Submitted by Neil Duncan of the 8th Darlington (Cockerton Green) Scout Group. Lieutenant-General Robert Stephenson Smyth Baden-Powell, 1st Baron Baden-Powell, OM, GCMG, GCVO, KCB, DL was born in 1857 and had a long and illustrious military career, as well as having a profound impact on civilian life for generations of young people. Baden-Powell spent most of his military service in India and Africa where he honed his Scouting skills and began writing training manuals which would later be the basis for the Scouting Movement from 1908. One of his most famous commands was during the Seige of Mafeking in 1899 when a small garrison held out for 277 days and a ‘Cadet Force’ was drawn up take over small but important jobs to allow the adults to fight. These Cadets gain an honourable mention in the opening chapter of Scouting For Boys. He returned to England to take up a post as Inspector-General of Cavalry in 1903. From 1908-10 he was in command of the Northern Territorial Army. During this appointment, Baden-Powell selected the location of Catterick Garrison to replace Richmond Castle which was then the Headquarters of the Northumbrian Division. His plan was brought to fruition following the outbreak of the First World War. The original concept was for a temporary camp to accommodate 2 complete divisions, 40,000 single men in 2,000 huts. On the outbreak of World War I in 1914, at the age of fifty-seven, Baden-Powell put himself at the disposal of the War Office. Lord Kitchener…
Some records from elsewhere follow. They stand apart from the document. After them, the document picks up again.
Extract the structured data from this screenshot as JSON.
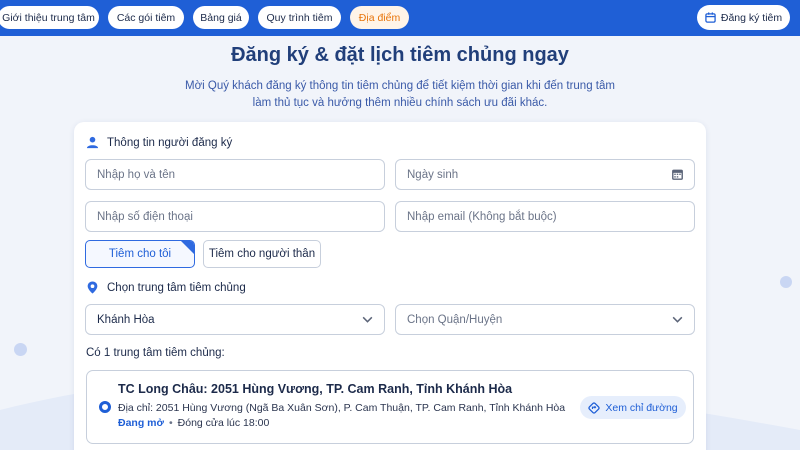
{
  "nav": {
    "items": [
      {
        "label": "Giới thiệu trung tâm",
        "active": false
      },
      {
        "label": "Các gói tiêm",
        "active": false
      },
      {
        "label": "Bảng giá",
        "active": false
      },
      {
        "label": "Quy trình tiêm",
        "active": false
      },
      {
        "label": "Địa điểm",
        "active": true
      }
    ],
    "register_button": "Đăng ký tiêm",
    "register_icon": "calendar-icon"
  },
  "header": {
    "title": "Đăng ký & đặt lịch tiêm chủng ngay",
    "subtitle": "Mời Quý khách đăng ký thông tin tiêm chủng để tiết kiệm thời gian khi đến trung tâm làm thủ tục và hưởng thêm nhiều chính sách ưu đãi khác."
  },
  "registrant": {
    "section_label": "Thông tin người đăng ký",
    "section_icon": "user-icon",
    "name_placeholder": "Nhập họ và tên",
    "dob_placeholder": "Ngày sinh",
    "dob_icon": "calendar-icon",
    "phone_placeholder": "Nhập số điện thoại",
    "email_placeholder": "Nhập email (Không bắt buộc)",
    "choices": [
      {
        "label": "Tiêm cho tôi",
        "selected": true
      },
      {
        "label": "Tiêm cho người thân",
        "selected": false
      }
    ]
  },
  "center_select": {
    "section_label": "Chọn trung tâm tiêm chủng",
    "section_icon": "map-pin-icon",
    "province_value": "Khánh Hòa",
    "district_placeholder": "Chọn Quận/Huyện",
    "count_label": "Có 1 trung tâm tiêm chủng:"
  },
  "centers": [
    {
      "name": "TC Long Châu: 2051 Hùng Vương, TP. Cam Ranh, Tỉnh Khánh Hòa",
      "address": "Địa chỉ: 2051 Hùng Vương (Ngã Ba Xuân Sơn), P. Cam Thuận, TP. Cam Ranh, Tỉnh Khánh Hòa",
      "status_open": "Đang mở",
      "separator": "•",
      "status_close": "Đóng cửa lúc 18:00",
      "directions_label": "Xem chỉ đường",
      "directions_icon": "directions-icon"
    }
  ],
  "colors": {
    "brand_blue": "#1f5fd6",
    "active_nav": "#e8750b",
    "title": "#213f7a"
  }
}
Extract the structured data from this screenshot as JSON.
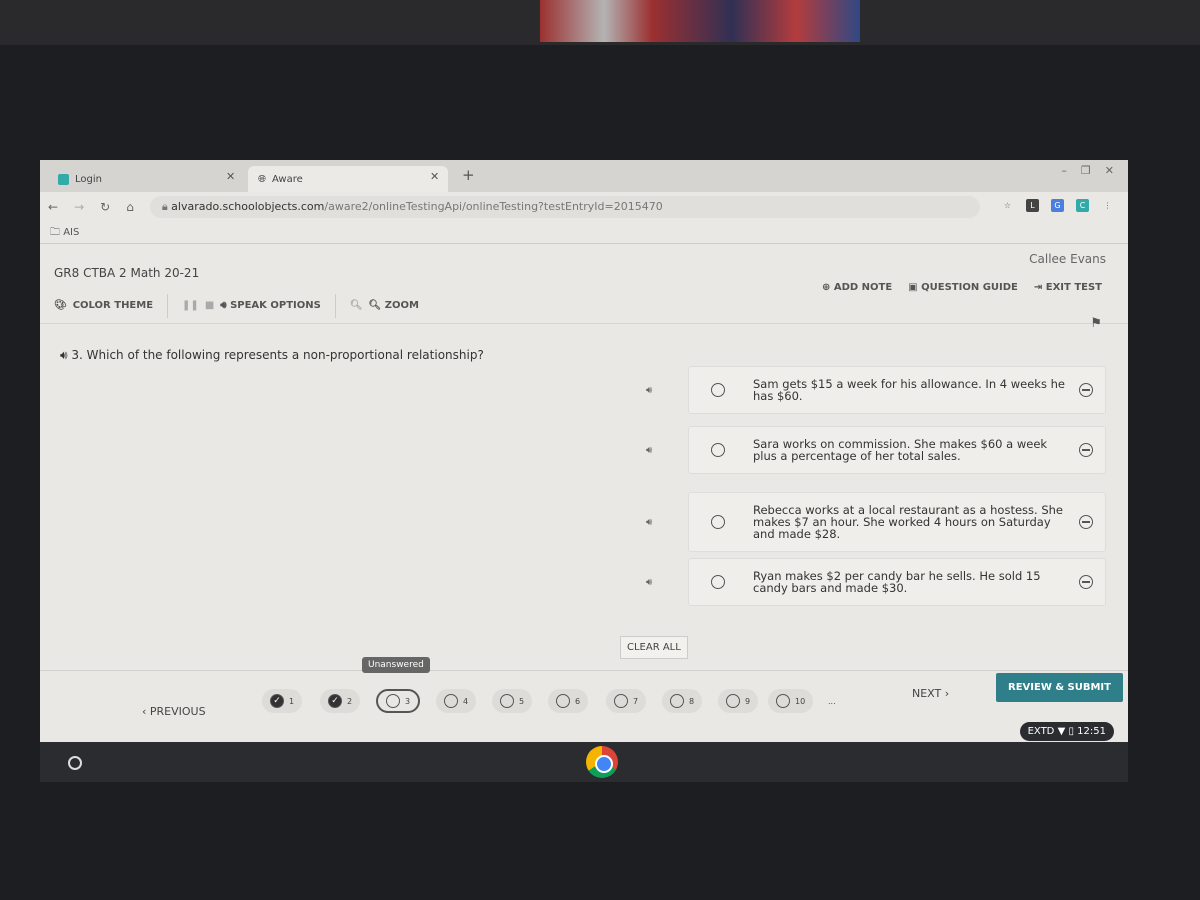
{
  "browser": {
    "tabs": [
      {
        "label": "Login"
      },
      {
        "label": "Aware"
      }
    ],
    "new_tab": "+",
    "url_domain": "alvarado.schoolobjects.com",
    "url_path": "/aware2/onlineTestingApi/onlineTesting?testEntryId=2015470",
    "bookmark": "AIS",
    "extensions": [
      "L",
      "G",
      "C"
    ]
  },
  "header": {
    "title": "GR8 CTBA 2 Math 20-21",
    "user": "Callee Evans"
  },
  "toolbar": {
    "color_theme": "COLOR THEME",
    "speak_options": "SPEAK OPTIONS",
    "zoom": "ZOOM",
    "add_note": "ADD NOTE",
    "question_guide": "QUESTION GUIDE",
    "exit_test": "EXIT TEST"
  },
  "question": {
    "text": "3. Which of the following represents a non-proportional relationship?",
    "answers": [
      "Sam gets $15 a week for his allowance. In 4 weeks he has $60.",
      "Sara works on commission. She makes $60 a week plus a percentage of her total sales.",
      "Rebecca works at a local restaurant as a hostess. She makes $7 an hour. She worked 4 hours on Saturday and made $28.",
      "Ryan makes $2 per candy bar he sells. He sold 15 candy bars and made $30."
    ],
    "clear_all": "CLEAR ALL"
  },
  "nav": {
    "previous": "PREVIOUS",
    "next": "NEXT",
    "review": "REVIEW & SUBMIT",
    "tooltip": "Unanswered",
    "questions": [
      "1",
      "2",
      "3",
      "4",
      "5",
      "6",
      "7",
      "8",
      "9",
      "10"
    ],
    "answered": [
      true,
      true,
      false,
      false,
      false,
      false,
      false,
      false,
      false,
      false
    ],
    "current": "3",
    "more": "..."
  },
  "shelf": {
    "ime": "EXTD",
    "time": "12:51"
  },
  "colors": {
    "accent": "#2e7f8a"
  }
}
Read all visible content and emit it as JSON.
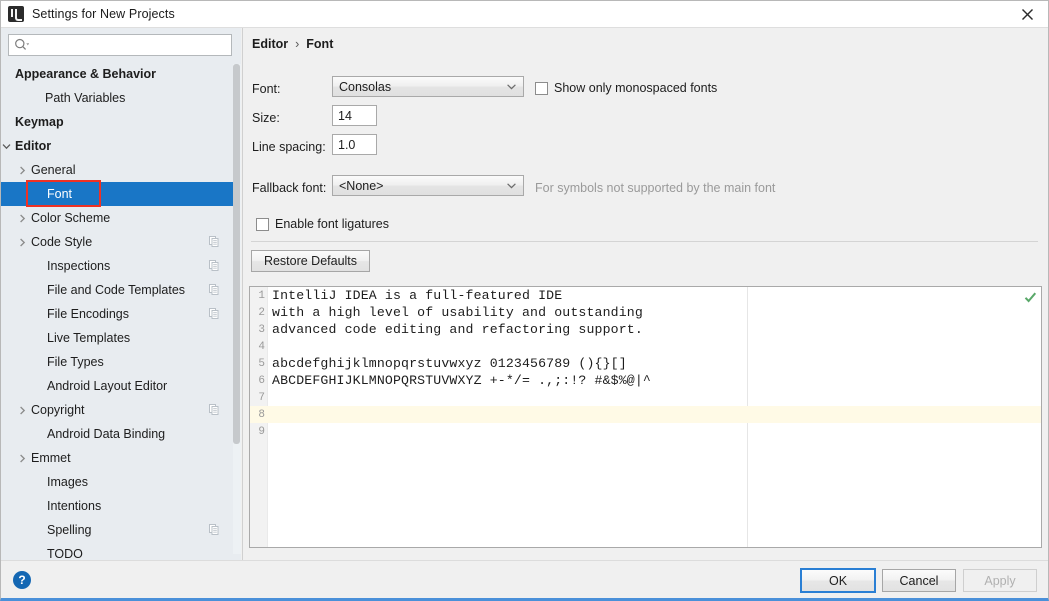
{
  "window": {
    "title": "Settings for New Projects",
    "app_icon": "intellij-logo-icon",
    "close_icon": "close-icon"
  },
  "search": {
    "value": "",
    "placeholder": "",
    "icon": "search-icon"
  },
  "sidebar": {
    "items": [
      {
        "label": "Appearance & Behavior",
        "indent": 14,
        "bold": true,
        "arrow": "none",
        "copy": false,
        "selected": false
      },
      {
        "label": "Path Variables",
        "indent": 44,
        "bold": false,
        "arrow": "none",
        "copy": false,
        "selected": false
      },
      {
        "label": "Keymap",
        "indent": 14,
        "bold": true,
        "arrow": "none",
        "copy": false,
        "selected": false
      },
      {
        "label": "Editor",
        "indent": 14,
        "bold": true,
        "arrow": "expanded",
        "copy": false,
        "selected": false
      },
      {
        "label": "General",
        "indent": 30,
        "bold": false,
        "arrow": "collapsed",
        "copy": false,
        "selected": false
      },
      {
        "label": "Font",
        "indent": 46,
        "bold": false,
        "arrow": "none",
        "copy": false,
        "selected": true
      },
      {
        "label": "Color Scheme",
        "indent": 30,
        "bold": false,
        "arrow": "collapsed",
        "copy": false,
        "selected": false
      },
      {
        "label": "Code Style",
        "indent": 30,
        "bold": false,
        "arrow": "collapsed",
        "copy": true,
        "selected": false
      },
      {
        "label": "Inspections",
        "indent": 46,
        "bold": false,
        "arrow": "none",
        "copy": true,
        "selected": false
      },
      {
        "label": "File and Code Templates",
        "indent": 46,
        "bold": false,
        "arrow": "none",
        "copy": true,
        "selected": false
      },
      {
        "label": "File Encodings",
        "indent": 46,
        "bold": false,
        "arrow": "none",
        "copy": true,
        "selected": false
      },
      {
        "label": "Live Templates",
        "indent": 46,
        "bold": false,
        "arrow": "none",
        "copy": false,
        "selected": false
      },
      {
        "label": "File Types",
        "indent": 46,
        "bold": false,
        "arrow": "none",
        "copy": false,
        "selected": false
      },
      {
        "label": "Android Layout Editor",
        "indent": 46,
        "bold": false,
        "arrow": "none",
        "copy": false,
        "selected": false
      },
      {
        "label": "Copyright",
        "indent": 30,
        "bold": false,
        "arrow": "collapsed",
        "copy": true,
        "selected": false
      },
      {
        "label": "Android Data Binding",
        "indent": 46,
        "bold": false,
        "arrow": "none",
        "copy": false,
        "selected": false
      },
      {
        "label": "Emmet",
        "indent": 30,
        "bold": false,
        "arrow": "collapsed",
        "copy": false,
        "selected": false
      },
      {
        "label": "Images",
        "indent": 46,
        "bold": false,
        "arrow": "none",
        "copy": false,
        "selected": false
      },
      {
        "label": "Intentions",
        "indent": 46,
        "bold": false,
        "arrow": "none",
        "copy": false,
        "selected": false
      },
      {
        "label": "Spelling",
        "indent": 46,
        "bold": false,
        "arrow": "none",
        "copy": true,
        "selected": false
      },
      {
        "label": "TODO",
        "indent": 46,
        "bold": false,
        "arrow": "none",
        "copy": false,
        "selected": false
      }
    ],
    "selection_color": "#1976c6",
    "annotation_box_color": "#ef3124"
  },
  "breadcrumb": {
    "root": "Editor",
    "separator": "›",
    "leaf": "Font"
  },
  "form": {
    "font_label": "Font:",
    "font_value": "Consolas",
    "size_label": "Size:",
    "size_value": "14",
    "line_spacing_label": "Line spacing:",
    "line_spacing_value": "1.0",
    "fallback_label": "Fallback font:",
    "fallback_value": "<None>",
    "fallback_hint": "For symbols not supported by the main font",
    "monospaced_checkbox_label": "Show only monospaced fonts",
    "monospaced_checked": false,
    "ligatures_checkbox_label": "Enable font ligatures",
    "ligatures_checked": false,
    "restore_defaults_label": "Restore Defaults"
  },
  "preview": {
    "lines": [
      {
        "n": "1",
        "text": "IntelliJ IDEA is a full-featured IDE",
        "caret": false
      },
      {
        "n": "2",
        "text": "with a high level of usability and outstanding",
        "caret": false
      },
      {
        "n": "3",
        "text": "advanced code editing and refactoring support.",
        "caret": false
      },
      {
        "n": "4",
        "text": "",
        "caret": false
      },
      {
        "n": "5",
        "text": "abcdefghijklmnopqrstuvwxyz 0123456789 (){}[]",
        "caret": false
      },
      {
        "n": "6",
        "text": "ABCDEFGHIJKLMNOPQRSTUVWXYZ +-*/= .,;:!? #&$%@|^",
        "caret": false
      },
      {
        "n": "7",
        "text": "",
        "caret": false
      },
      {
        "n": "8",
        "text": "",
        "caret": true
      },
      {
        "n": "9",
        "text": "",
        "caret": false
      }
    ],
    "inspection_icon": "green-checkmark-icon",
    "inspection_color": "#59a869",
    "caret_line_color": "#fffae6"
  },
  "footer": {
    "help_label": "?",
    "ok_label": "OK",
    "cancel_label": "Cancel",
    "apply_label": "Apply",
    "apply_disabled": true,
    "focus_color": "#2a7fd4"
  }
}
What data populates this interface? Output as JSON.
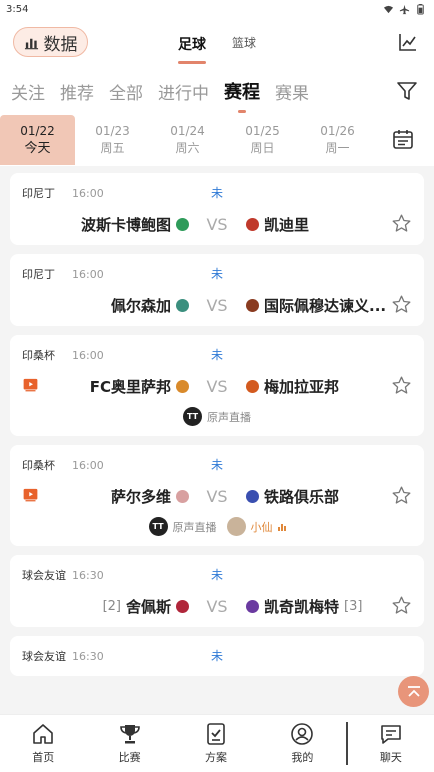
{
  "status_bar": {
    "time": "3:54"
  },
  "header": {
    "data_button": "数据",
    "sport_tabs": [
      {
        "label": "足球",
        "active": true
      },
      {
        "label": "篮球",
        "active": false
      }
    ]
  },
  "categories": [
    {
      "label": "关注",
      "active": false
    },
    {
      "label": "推荐",
      "active": false
    },
    {
      "label": "全部",
      "active": false
    },
    {
      "label": "进行中",
      "active": false
    },
    {
      "label": "赛程",
      "active": true
    },
    {
      "label": "赛果",
      "active": false
    }
  ],
  "dates": [
    {
      "date": "01/22",
      "weekday": "今天",
      "active": true
    },
    {
      "date": "01/23",
      "weekday": "周五",
      "active": false
    },
    {
      "date": "01/24",
      "weekday": "周六",
      "active": false
    },
    {
      "date": "01/25",
      "weekday": "周日",
      "active": false
    },
    {
      "date": "01/26",
      "weekday": "周一",
      "active": false
    }
  ],
  "matches": [
    {
      "league": "印尼丁",
      "time": "16:00",
      "status": "未",
      "home": "波斯卡博鲍图",
      "away": "凯迪里",
      "home_rank": "",
      "away_rank": "",
      "vs": "VS",
      "has_video": false,
      "home_badge_color": "#2e9b5a",
      "away_badge_color": "#c0392b",
      "streams": []
    },
    {
      "league": "印尼丁",
      "time": "16:00",
      "status": "未",
      "home": "佩尔森加",
      "away": "国际佩穆达谏义...",
      "home_rank": "",
      "away_rank": "",
      "vs": "VS",
      "has_video": false,
      "home_badge_color": "#3b8f7e",
      "away_badge_color": "#8a3b20",
      "streams": []
    },
    {
      "league": "印桑杯",
      "time": "16:00",
      "status": "未",
      "home": "FC奥里萨邦",
      "away": "梅加拉亚邦",
      "home_rank": "",
      "away_rank": "",
      "vs": "VS",
      "has_video": true,
      "home_badge_color": "#d98a2b",
      "away_badge_color": "#d35a1f",
      "streams": [
        {
          "type": "official",
          "logo": "TT",
          "label": "原声直播"
        }
      ]
    },
    {
      "league": "印桑杯",
      "time": "16:00",
      "status": "未",
      "home": "萨尔多维",
      "away": "铁路俱乐部",
      "home_rank": "",
      "away_rank": "",
      "vs": "VS",
      "has_video": true,
      "home_badge_color": "#d8a0a0",
      "away_badge_color": "#3a4fb0",
      "streams": [
        {
          "type": "official",
          "logo": "TT",
          "label": "原声直播"
        },
        {
          "type": "user",
          "logo": "",
          "label": "小仙"
        }
      ]
    },
    {
      "league": "球会友谊",
      "time": "16:30",
      "status": "未",
      "home": "舍佩斯",
      "away": "凯奇凯梅特",
      "home_rank": "[2]",
      "away_rank": "[3]",
      "vs": "VS",
      "has_video": false,
      "home_badge_color": "#b0263a",
      "away_badge_color": "#6a3aa0",
      "streams": []
    },
    {
      "league": "球会友谊",
      "time": "16:30",
      "status": "未",
      "home": "",
      "away": "",
      "home_rank": "",
      "away_rank": "",
      "vs": "",
      "has_video": false,
      "home_badge_color": "#999999",
      "away_badge_color": "#999999",
      "streams": []
    }
  ],
  "bottom_nav": [
    {
      "label": "首页",
      "icon": "home-icon"
    },
    {
      "label": "比赛",
      "icon": "trophy-icon"
    },
    {
      "label": "方案",
      "icon": "checklist-icon"
    },
    {
      "label": "我的",
      "icon": "user-icon"
    },
    {
      "label": "聊天",
      "icon": "chat-icon"
    }
  ],
  "colors": {
    "accent": "#e2846b",
    "accent_light": "#f1c7b6",
    "status_blue": "#2f7ad6"
  }
}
William Colling – Sunderland Joseph William Colling was the father of Brenda Crinall of Little Crakehall, who called in at the museum with a friend who wanted to contribute a story to the Ribbon of Rememberance. Brenda didn’t really know a great deal about her father’s participation in the war, but was interested when we offered to take a look and see if any records still existed from that time. As fortune would have it, her father’s service record was available to see and so we were able to piece together some of his experiences from the time of the First World War. Before enlisting Colling worked as a sorting clerk and telegraphist for the G.P.O. in Sunderland. Prior to going to German East Africa (G.E.A.) in 1916 he served for 13 months in France. Some of the most dangerous activities he undertook was to lay cables as close to the enemy lines as possible. These cables were essential for information and orders to be relayed to and from the battlefront. In 1916 the German plan for war in G.E.A. was to divert Allied forces away from the Western Front in Europe. Colling sailed from Devonport on the 8th of February 1916 and he arrived in Durban on the 6th of March.On the 14th of March he arrived at Kildini inlet near Mombassa. Over the next few months he and his comrades came under heavy attack several times as they advanced south towards German forces.This included fierce action near Kilosa….